From the project website: "Since 2002, The Banjo Project has produced and collected over 300 hours of original video, with interviews and performances by banjoists in all styles: Pete Seeger, Earl Scruggs, Bela Fleck, Rhiannon Giddens, Mike Seeger, Taj Mahal, Sonny Osborne, Cynthia Sayers, Don Vappie and many others, as well as expert commentary from banjo builders, historians and researchers. Meanwhile, over the past decade, there has been a quiet explosion of cultural history research, critical reappraisal, and musical reinvention, including producer Marc Fields’ PBS documentary Give Me the Banjo (narrated by Steve Martin, national broadcast 2011)."
"Marc knew from the start that the banjo’s long and contested history could not be fully represented in a standalone TV documentary.
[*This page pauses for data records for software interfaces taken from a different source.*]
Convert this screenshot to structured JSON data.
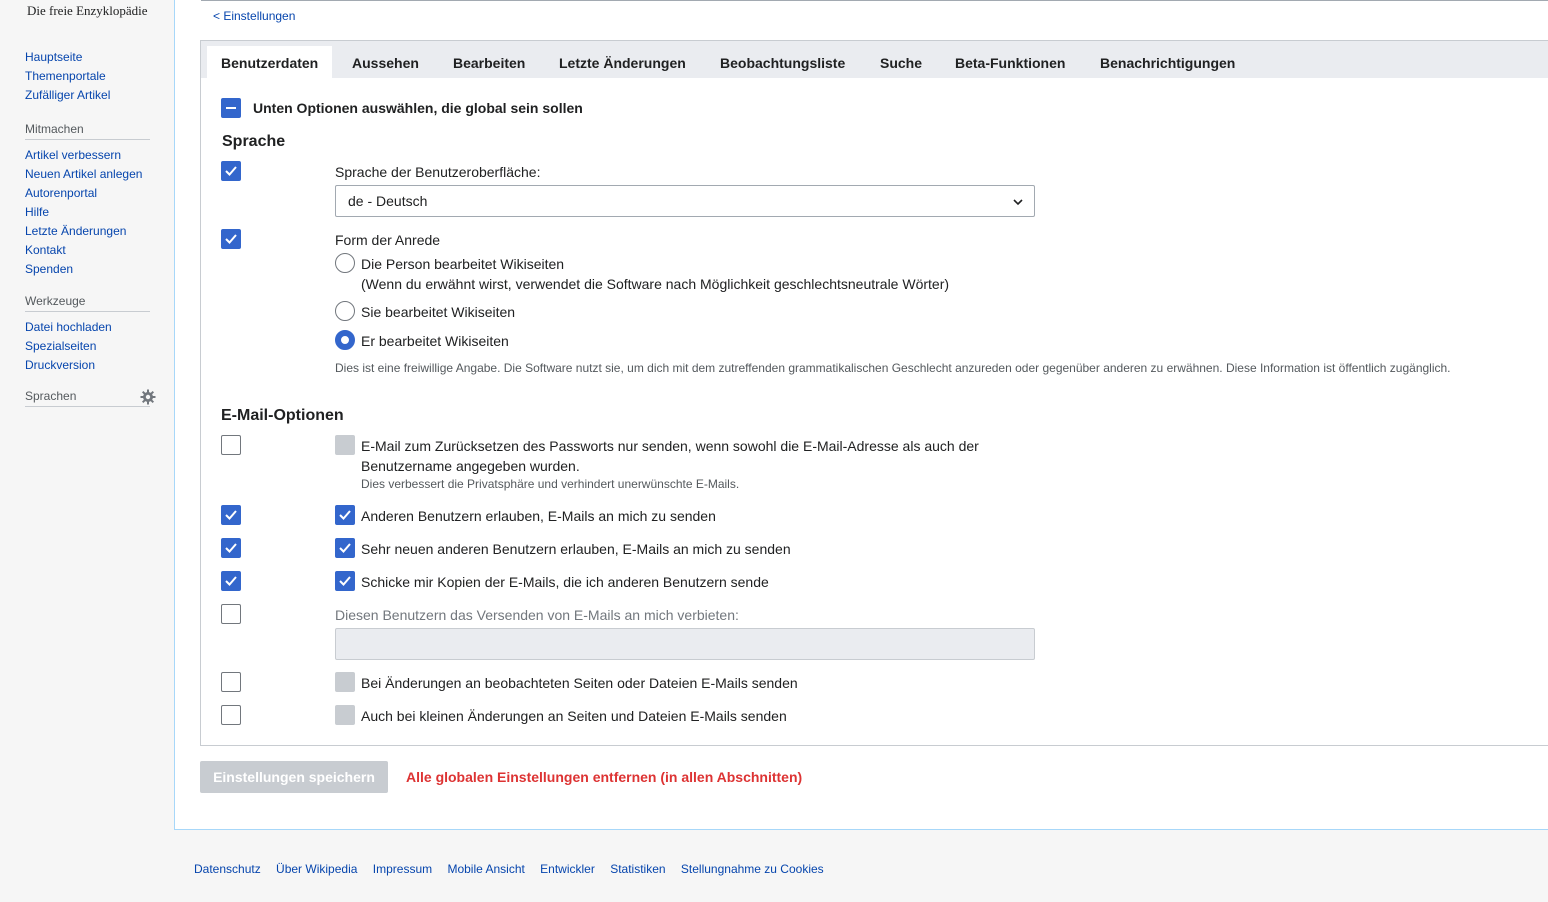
{
  "sidebar": {
    "tagline": "Die freie Enzyklopädie",
    "nav": [
      "Hauptseite",
      "Themenportale",
      "Zufälliger Artikel"
    ],
    "mitmachen_heading": "Mitmachen",
    "mitmachen": [
      "Artikel verbessern",
      "Neuen Artikel anlegen",
      "Autorenportal",
      "Hilfe",
      "Letzte Änderungen",
      "Kontakt",
      "Spenden"
    ],
    "werkzeuge_heading": "Werkzeuge",
    "werkzeuge": [
      "Datei hochladen",
      "Spezialseiten",
      "Druckversion"
    ],
    "sprachen_heading": "Sprachen",
    "gear_icon": "gear-icon"
  },
  "breadcrumb": "< Einstellungen",
  "tabs": [
    "Benutzerdaten",
    "Aussehen",
    "Bearbeiten",
    "Letzte Änderungen",
    "Beobachtungsliste",
    "Suche",
    "Beta-Funktionen",
    "Benachrichtigungen"
  ],
  "global_toggle_label": "Unten Optionen auswählen, die global sein sollen",
  "sprache": {
    "heading": "Sprache",
    "ui_language_label": "Sprache der Benutzeroberfläche:",
    "ui_language_value": "de - Deutsch",
    "gender_label": "Form der Anrede",
    "gender_options": [
      {
        "label": "Die Person bearbeitet Wikiseiten",
        "sub": "(Wenn du erwähnt wirst, verwendet die Software nach Möglichkeit geschlechtsneutrale Wörter)"
      },
      {
        "label": "Sie bearbeitet Wikiseiten"
      },
      {
        "label": "Er bearbeitet Wikiseiten"
      }
    ],
    "gender_help": "Dies ist eine freiwillige Angabe. Die Software nutzt sie, um dich mit dem zutreffenden grammatikalischen Geschlecht anzureden oder gegenüber anderen zu erwähnen. Diese Information ist öffentlich zugänglich."
  },
  "email": {
    "heading": "E-Mail-Optionen",
    "reset_line1": "E-Mail zum Zurücksetzen des Passworts nur senden, wenn sowohl die E-Mail-Adresse als auch der",
    "reset_line2": "Benutzername angegeben wurden.",
    "reset_help": "Dies verbessert die Privatsphäre und verhindert unerwünschte E-Mails.",
    "allow_others": "Anderen Benutzern erlauben, E-Mails an mich zu senden",
    "allow_new": "Sehr neuen anderen Benutzern erlauben, E-Mails an mich zu senden",
    "send_copies": "Schicke mir Kopien der E-Mails, die ich anderen Benutzern sende",
    "blocklist_label": "Diesen Benutzern das Versenden von E-Mails an mich verbieten:",
    "watchlist_mail": "Bei Änderungen an beobachteten Seiten oder Dateien E-Mails senden",
    "minor_mail": "Auch bei kleinen Änderungen an Seiten und Dateien E-Mails senden"
  },
  "actions": {
    "save": "Einstellungen speichern",
    "reset_global": "Alle globalen Einstellungen entfernen (in allen Abschnitten)"
  },
  "footer": [
    "Datenschutz",
    "Über Wikipedia",
    "Impressum",
    "Mobile Ansicht",
    "Entwickler",
    "Statistiken",
    "Stellungnahme zu Cookies"
  ],
  "colors": {
    "accent": "#3366cc",
    "link": "#0645ad",
    "destructive": "#d33333"
  }
}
The challenge: how to leverage the new media technologies, our archive of original media and the wealth of recent scholarship to provide cultural context for the instrument, its diverse music and players, and make it accessible to the widest possible audience? We spent the past seven years developing other media platforms, finally arriving at an innovative online media platform we’re calling a digital museum."
In 2016, Brooks Masten presented about his history as a banjo builder and his influences and personal style. If you missed it, he was recently interviewed on the Get Up in the Cool Old Time Music podcast and tells his story with some great tunes tucked in between.
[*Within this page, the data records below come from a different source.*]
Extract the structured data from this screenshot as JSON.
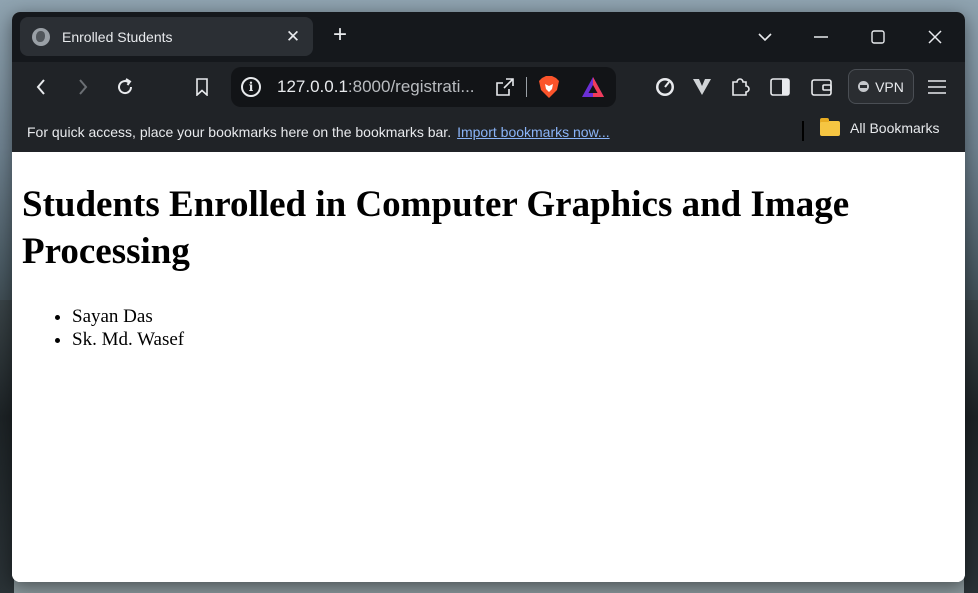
{
  "browser": {
    "tab_title": "Enrolled Students",
    "tab_close_icon": "close-icon",
    "new_tab_icon": "plus-icon",
    "url_host": "127.0.0.1",
    "url_rest": ":8000/registrati...",
    "vpn_label": "VPN",
    "accent_link_color": "#8ab4f8"
  },
  "bookmarks_bar": {
    "hint_text": "For quick access, place your bookmarks here on the bookmarks bar.",
    "import_link": "Import bookmarks now...",
    "all_bookmarks_label": "All Bookmarks"
  },
  "page": {
    "heading": "Students Enrolled in Computer Graphics and Image Processing",
    "students": [
      "Sayan Das",
      "Sk. Md. Wasef"
    ]
  }
}
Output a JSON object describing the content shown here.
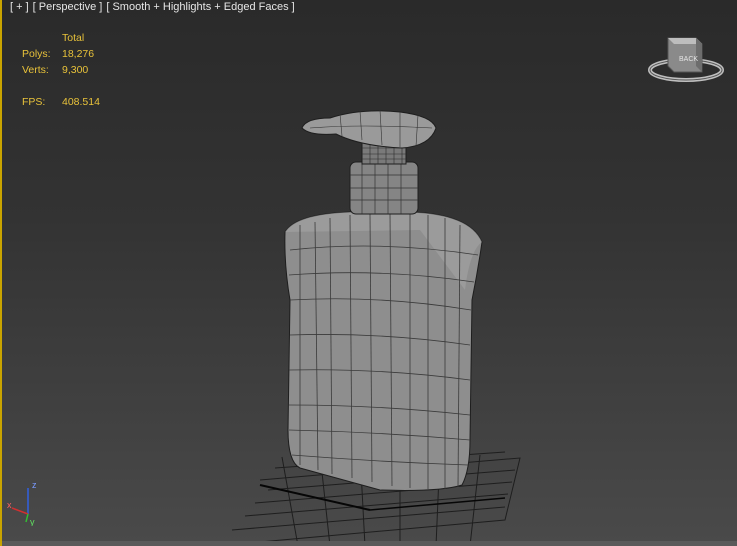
{
  "viewport": {
    "labels": [
      "[ + ]",
      "[ Perspective ]",
      "[ Smooth + Highlights + Edged Faces ]"
    ]
  },
  "stats": {
    "header": "Total",
    "polys_label": "Polys:",
    "polys_value": "18,276",
    "verts_label": "Verts:",
    "verts_value": "9,300",
    "fps_label": "FPS:",
    "fps_value": "408.514"
  },
  "viewcube": {
    "face_label": "BACK"
  },
  "axes": {
    "x": "x",
    "y": "y",
    "z": "z"
  },
  "colors": {
    "stats_text": "#e8c23a",
    "active_border": "#c9a400",
    "axis_x": "#d03030",
    "axis_y": "#30c030",
    "axis_z": "#3060e0"
  }
}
Long time attendee and banjo maker Pete Ross was interviewed with Kristina Gaddy on the Hey Baltimore podcast about the early history of the banjo and the instrument's connections to Baltimore, Maryland.
The knowledge and research that are behind this podcast are a result of the last 20 years of the Banjo Gathering. Much of the research into the West African connections to the banjo have been done by participants Ulf Jagfors, Schlomo Pestcoe, and Bob Carlin. Pete Ross, Bob Winans, and Greg Adams did an extensive presentation about banjo maker William E. Boucher, which transformed into an exhibit at the Baltimore Museum of Industry. And in recent years, Pete and Kristina have presented on Baltimore banjo maker Levi Brown and early American banjos.
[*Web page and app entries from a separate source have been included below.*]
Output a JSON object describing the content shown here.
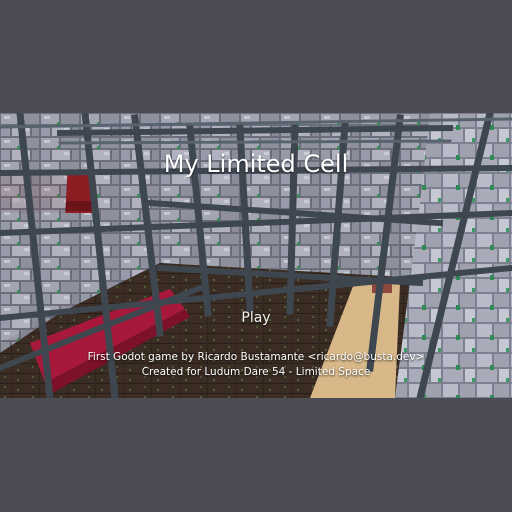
{
  "game": {
    "title": "My Limited Cell",
    "menu": {
      "play_label": "Play"
    },
    "credits": {
      "line1": "First Godot game by Ricardo Bustamante <ricardo@busta.dev>",
      "line2": "Created for Ludum Dare 54 - Limited Space"
    }
  },
  "colors": {
    "letterbox": "#4c4c55",
    "stone": "#9a9caa",
    "stone_dark": "#5f616e",
    "moss": "#3d8a5a",
    "floor": "#3a2c22",
    "bars": "#3e4650",
    "red_block": "#a8183a"
  }
}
The life and music of renowned Appalachian-style fiddler & folklorist Alan Jabbour (1942-2017) will be celebrated at the Library Congress on Thursday, January 18, 2018 from 6:00 PM to 9:30 PM.
The event features a reception (with food and drink), brief presentations on Alan’s accomplishments and legacy by Carl Fleishhauer, Stephen Wade, and Ken Perlman, and a jam session (led by Ken) devoted to the well-known old-time tunes that Alan collected from Henry Reed and other Appalachian fiddlers.
At the 2017 Banjo Gathering, CW Bayer presented the wild history of banjos out west. His book The Strychnine Banjo, follows the accounts of Charlet Roades and Jake Wallace's exploits from the 1850s to about 1910. Below is an except, describing Jake Wallace playing banjo to accompany Lotta Crabtree in Virginia City in 1863.
During 1862 and early 1863, Jake Wallace played with some of the major San Francisco minstrels stars at McGuire’s Opera House and the Eureka Music Hall. During the summer of 1863, in Virginia City at the Virginia Melodeon on C Street, he accompanied Lotta Crabtree as she sang a Mart Taylor lyric, “Bound for the Land of Washoe:"
Bound For The Land Of Washoe (Words: probably Mart Taylor, 1863)
Founded in 1859 and the site of a huge gold and silver lode, Virginia City teemed with young men and was a wild place. One night a local fireman, Louis La Page, shot out the footlights as the performers ran out the back of the stage. Then, one of the stagehands stole all their instruments:
This is a forum for previous years' and on-going banjo research projects. If you are interested in submitting something for the blog, please use the "Contact" page!